GIVEN INFORMATION Start Marker

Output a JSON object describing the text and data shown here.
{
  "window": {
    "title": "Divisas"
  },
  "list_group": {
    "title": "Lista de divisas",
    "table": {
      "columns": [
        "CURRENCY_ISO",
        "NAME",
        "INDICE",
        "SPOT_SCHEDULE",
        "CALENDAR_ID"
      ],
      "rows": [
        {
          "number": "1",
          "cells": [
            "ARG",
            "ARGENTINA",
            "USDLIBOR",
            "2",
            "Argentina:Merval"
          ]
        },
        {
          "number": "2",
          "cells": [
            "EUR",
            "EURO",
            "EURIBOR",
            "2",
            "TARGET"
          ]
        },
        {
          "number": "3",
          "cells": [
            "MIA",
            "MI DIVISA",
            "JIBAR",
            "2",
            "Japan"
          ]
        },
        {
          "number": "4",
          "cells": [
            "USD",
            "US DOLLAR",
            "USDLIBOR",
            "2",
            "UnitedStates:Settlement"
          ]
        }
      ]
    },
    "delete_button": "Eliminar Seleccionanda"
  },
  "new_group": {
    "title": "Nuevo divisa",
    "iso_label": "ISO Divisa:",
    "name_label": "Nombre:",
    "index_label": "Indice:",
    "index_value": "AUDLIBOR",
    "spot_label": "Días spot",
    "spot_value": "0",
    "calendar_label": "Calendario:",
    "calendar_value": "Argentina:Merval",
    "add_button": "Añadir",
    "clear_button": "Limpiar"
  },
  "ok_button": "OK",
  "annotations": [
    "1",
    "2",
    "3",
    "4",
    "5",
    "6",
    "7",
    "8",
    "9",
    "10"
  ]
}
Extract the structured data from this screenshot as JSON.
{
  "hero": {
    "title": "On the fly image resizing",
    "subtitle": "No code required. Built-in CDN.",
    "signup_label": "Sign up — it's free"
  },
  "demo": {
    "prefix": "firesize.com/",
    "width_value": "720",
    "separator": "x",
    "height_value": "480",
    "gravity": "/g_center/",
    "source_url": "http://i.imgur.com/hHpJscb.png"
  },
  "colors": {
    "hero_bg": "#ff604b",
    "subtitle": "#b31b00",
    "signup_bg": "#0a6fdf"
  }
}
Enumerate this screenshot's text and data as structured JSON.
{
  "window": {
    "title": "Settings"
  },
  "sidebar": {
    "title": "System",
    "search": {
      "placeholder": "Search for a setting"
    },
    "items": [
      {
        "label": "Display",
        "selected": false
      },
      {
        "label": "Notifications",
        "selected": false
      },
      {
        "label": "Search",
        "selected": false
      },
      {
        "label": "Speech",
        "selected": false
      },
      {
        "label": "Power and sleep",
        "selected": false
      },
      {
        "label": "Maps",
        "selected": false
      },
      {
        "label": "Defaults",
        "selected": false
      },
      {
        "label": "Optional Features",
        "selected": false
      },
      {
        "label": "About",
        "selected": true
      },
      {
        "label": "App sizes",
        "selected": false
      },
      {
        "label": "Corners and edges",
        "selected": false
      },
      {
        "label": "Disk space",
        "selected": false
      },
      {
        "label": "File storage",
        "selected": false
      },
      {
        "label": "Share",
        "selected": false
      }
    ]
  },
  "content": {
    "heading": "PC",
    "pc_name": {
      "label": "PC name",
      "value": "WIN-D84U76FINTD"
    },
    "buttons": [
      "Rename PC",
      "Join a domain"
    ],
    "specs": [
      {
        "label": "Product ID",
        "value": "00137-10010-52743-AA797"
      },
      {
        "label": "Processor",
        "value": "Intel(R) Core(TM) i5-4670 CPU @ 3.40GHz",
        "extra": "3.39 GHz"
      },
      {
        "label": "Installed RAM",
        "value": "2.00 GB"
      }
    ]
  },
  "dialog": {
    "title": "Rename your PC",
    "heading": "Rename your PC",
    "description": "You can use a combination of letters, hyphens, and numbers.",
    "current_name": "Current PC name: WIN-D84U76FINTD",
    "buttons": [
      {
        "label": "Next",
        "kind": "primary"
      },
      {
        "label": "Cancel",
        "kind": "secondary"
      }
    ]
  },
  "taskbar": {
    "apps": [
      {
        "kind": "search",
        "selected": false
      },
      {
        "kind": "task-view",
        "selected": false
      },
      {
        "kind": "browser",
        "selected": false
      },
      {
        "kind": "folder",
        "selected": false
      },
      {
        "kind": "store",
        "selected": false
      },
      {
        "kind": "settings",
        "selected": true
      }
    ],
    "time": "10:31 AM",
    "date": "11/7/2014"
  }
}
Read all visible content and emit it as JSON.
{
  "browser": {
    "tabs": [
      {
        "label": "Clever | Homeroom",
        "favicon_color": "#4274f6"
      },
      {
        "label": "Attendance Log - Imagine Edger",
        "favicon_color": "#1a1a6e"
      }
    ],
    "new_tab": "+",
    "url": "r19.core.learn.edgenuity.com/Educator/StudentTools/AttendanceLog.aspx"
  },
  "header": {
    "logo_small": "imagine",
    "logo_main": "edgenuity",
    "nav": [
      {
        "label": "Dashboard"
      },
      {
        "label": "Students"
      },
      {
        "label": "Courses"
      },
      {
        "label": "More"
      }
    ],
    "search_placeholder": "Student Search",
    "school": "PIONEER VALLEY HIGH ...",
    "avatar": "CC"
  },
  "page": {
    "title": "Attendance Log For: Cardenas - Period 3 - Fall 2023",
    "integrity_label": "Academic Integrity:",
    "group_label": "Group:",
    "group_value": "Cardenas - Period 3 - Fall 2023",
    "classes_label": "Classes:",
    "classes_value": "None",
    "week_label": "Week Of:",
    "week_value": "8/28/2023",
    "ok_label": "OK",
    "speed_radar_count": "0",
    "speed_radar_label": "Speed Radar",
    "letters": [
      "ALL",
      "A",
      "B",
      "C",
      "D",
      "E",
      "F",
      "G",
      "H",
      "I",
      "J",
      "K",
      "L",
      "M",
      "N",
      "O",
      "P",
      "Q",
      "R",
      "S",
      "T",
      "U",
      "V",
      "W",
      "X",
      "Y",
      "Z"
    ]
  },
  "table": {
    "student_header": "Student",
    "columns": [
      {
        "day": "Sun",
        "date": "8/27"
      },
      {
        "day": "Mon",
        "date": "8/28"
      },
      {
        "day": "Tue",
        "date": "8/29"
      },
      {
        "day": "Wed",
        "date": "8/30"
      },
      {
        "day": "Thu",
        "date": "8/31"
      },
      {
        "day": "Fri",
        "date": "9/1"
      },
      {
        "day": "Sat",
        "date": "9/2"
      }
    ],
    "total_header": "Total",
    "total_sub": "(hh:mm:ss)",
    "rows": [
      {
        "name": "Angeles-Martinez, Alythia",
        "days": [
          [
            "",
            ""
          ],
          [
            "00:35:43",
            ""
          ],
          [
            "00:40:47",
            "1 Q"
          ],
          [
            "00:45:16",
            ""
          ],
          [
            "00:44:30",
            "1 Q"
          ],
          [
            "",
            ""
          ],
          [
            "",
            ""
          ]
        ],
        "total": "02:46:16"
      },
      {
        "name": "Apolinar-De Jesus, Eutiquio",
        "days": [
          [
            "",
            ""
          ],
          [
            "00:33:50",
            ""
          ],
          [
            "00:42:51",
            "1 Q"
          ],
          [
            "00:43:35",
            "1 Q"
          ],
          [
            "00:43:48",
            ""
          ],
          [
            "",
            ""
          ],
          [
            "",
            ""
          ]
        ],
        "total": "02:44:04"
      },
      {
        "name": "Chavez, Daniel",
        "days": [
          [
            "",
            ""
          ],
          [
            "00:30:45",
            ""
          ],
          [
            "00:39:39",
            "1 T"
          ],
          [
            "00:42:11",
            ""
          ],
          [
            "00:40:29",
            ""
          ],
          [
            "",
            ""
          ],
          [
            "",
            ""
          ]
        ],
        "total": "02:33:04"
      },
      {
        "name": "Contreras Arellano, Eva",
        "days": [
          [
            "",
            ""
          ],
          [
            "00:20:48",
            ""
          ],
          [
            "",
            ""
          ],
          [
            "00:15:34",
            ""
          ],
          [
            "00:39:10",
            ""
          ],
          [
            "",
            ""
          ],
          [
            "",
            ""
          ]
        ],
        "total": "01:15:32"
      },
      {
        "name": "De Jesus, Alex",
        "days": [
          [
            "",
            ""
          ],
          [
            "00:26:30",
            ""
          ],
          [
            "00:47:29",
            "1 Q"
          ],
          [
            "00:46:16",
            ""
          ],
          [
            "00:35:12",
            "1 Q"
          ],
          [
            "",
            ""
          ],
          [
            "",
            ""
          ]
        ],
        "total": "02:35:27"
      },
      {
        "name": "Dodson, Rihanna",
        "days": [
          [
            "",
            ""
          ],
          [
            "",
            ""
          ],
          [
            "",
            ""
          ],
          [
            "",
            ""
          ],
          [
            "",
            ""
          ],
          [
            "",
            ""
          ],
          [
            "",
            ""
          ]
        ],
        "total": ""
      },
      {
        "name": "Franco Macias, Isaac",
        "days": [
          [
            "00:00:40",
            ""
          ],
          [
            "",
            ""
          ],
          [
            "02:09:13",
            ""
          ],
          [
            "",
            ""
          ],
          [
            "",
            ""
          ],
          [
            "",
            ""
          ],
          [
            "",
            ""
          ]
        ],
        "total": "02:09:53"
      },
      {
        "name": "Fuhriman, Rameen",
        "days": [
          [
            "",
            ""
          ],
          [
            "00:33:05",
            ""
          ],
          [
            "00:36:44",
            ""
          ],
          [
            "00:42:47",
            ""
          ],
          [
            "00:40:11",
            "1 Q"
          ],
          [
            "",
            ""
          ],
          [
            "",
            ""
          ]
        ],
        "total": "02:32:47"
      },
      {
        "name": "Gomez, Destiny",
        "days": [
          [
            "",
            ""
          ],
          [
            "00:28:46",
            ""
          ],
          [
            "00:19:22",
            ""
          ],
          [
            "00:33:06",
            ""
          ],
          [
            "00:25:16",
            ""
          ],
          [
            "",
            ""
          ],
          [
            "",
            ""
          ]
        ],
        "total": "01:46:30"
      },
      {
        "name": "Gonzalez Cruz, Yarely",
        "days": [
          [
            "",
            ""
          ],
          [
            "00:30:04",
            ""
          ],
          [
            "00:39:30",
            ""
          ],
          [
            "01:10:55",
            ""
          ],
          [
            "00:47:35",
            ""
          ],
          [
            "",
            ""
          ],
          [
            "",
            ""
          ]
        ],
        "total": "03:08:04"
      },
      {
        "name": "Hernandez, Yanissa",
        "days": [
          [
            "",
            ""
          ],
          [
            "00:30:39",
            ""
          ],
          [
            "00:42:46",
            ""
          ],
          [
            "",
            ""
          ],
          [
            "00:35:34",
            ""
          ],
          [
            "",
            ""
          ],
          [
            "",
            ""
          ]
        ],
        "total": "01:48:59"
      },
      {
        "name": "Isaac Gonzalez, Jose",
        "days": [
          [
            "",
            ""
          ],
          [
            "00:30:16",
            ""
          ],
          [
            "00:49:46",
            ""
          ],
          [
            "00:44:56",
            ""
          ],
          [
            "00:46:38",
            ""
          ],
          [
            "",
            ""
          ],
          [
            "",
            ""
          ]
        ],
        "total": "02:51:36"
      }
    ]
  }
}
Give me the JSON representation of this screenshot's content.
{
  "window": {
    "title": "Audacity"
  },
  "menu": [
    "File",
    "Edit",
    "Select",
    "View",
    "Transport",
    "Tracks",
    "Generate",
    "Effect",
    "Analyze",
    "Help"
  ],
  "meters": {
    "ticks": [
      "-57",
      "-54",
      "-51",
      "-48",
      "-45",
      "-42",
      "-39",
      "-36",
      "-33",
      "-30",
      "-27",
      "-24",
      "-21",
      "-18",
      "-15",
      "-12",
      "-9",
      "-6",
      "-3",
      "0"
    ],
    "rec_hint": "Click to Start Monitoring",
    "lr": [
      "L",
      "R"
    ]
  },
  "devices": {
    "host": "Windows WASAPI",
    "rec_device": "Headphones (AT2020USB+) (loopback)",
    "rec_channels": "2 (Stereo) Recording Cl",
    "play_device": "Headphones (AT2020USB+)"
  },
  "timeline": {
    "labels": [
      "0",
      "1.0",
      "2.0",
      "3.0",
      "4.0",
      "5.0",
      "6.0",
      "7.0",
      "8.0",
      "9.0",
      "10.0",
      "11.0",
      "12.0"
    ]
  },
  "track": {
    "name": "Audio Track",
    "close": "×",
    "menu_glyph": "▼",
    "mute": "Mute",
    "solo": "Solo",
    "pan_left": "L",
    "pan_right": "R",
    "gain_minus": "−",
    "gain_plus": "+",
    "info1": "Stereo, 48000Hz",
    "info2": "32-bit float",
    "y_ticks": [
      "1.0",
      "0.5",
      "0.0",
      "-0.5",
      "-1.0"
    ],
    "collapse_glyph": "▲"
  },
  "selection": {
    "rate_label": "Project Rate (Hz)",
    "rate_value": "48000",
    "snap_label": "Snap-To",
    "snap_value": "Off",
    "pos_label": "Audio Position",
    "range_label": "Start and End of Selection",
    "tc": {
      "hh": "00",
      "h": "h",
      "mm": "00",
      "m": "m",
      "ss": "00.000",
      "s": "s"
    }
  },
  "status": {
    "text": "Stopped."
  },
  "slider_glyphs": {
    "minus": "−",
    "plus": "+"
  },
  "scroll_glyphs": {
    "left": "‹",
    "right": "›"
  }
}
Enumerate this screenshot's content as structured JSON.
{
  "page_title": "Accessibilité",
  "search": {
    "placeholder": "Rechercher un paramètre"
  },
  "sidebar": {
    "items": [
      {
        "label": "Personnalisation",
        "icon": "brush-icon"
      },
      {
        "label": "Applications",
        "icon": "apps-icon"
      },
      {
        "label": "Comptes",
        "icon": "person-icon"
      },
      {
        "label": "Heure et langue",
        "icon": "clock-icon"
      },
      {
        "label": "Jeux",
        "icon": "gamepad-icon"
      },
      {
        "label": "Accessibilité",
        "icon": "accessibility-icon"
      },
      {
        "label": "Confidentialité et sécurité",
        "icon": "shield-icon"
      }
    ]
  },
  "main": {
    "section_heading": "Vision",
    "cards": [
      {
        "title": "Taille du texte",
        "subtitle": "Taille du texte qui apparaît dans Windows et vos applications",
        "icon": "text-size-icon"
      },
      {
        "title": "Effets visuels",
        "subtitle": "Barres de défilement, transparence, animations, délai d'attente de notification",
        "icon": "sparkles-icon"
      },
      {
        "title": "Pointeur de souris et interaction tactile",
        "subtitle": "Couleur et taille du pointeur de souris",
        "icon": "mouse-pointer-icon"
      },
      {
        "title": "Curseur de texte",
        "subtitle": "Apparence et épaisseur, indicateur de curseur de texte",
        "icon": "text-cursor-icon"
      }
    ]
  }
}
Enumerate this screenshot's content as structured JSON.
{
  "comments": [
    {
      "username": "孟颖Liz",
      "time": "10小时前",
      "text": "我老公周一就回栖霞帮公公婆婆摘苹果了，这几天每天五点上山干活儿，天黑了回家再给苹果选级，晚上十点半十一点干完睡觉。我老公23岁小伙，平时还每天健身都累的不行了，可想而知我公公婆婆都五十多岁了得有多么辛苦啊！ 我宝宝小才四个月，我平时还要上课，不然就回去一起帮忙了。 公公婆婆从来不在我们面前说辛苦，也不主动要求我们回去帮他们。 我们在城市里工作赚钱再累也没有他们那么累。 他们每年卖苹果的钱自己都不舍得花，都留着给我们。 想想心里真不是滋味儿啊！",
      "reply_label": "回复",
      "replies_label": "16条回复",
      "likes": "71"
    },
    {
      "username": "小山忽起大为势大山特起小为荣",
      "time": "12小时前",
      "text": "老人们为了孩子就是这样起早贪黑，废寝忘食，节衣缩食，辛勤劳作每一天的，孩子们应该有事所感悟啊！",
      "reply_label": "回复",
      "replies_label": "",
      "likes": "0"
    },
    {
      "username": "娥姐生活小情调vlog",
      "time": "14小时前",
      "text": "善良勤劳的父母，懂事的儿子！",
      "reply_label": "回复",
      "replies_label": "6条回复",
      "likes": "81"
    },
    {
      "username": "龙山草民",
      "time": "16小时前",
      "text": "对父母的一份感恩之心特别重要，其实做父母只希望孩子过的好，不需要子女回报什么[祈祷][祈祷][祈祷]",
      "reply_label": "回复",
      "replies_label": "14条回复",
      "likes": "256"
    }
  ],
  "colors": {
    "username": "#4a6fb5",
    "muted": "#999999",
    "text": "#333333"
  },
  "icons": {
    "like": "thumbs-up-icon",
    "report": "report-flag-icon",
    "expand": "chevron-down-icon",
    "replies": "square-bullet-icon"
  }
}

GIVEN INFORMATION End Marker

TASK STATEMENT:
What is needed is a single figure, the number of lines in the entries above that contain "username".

EXERCISE ANSWER:
5